Dataset rows for apps and sites
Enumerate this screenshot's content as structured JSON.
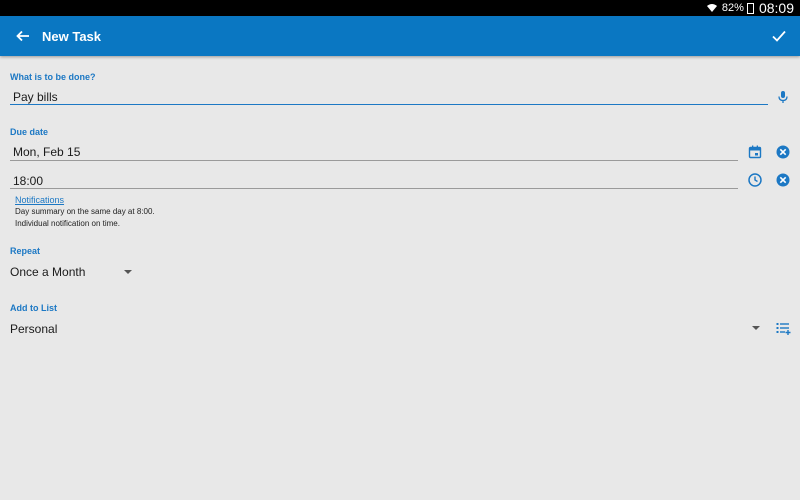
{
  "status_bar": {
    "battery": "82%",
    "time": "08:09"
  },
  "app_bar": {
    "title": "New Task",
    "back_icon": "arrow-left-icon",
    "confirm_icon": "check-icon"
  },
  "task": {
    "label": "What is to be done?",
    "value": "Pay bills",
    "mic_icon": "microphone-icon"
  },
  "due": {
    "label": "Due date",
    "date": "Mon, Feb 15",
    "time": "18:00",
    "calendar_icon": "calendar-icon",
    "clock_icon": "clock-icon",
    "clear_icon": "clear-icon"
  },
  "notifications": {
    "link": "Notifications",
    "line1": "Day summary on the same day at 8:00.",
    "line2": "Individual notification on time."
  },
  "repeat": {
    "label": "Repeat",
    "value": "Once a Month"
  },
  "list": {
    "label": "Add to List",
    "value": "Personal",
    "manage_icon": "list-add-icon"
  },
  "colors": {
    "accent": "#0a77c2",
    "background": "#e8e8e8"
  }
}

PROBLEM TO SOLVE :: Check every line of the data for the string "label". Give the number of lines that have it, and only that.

RESULT FOR THIS EXERCISE :: 4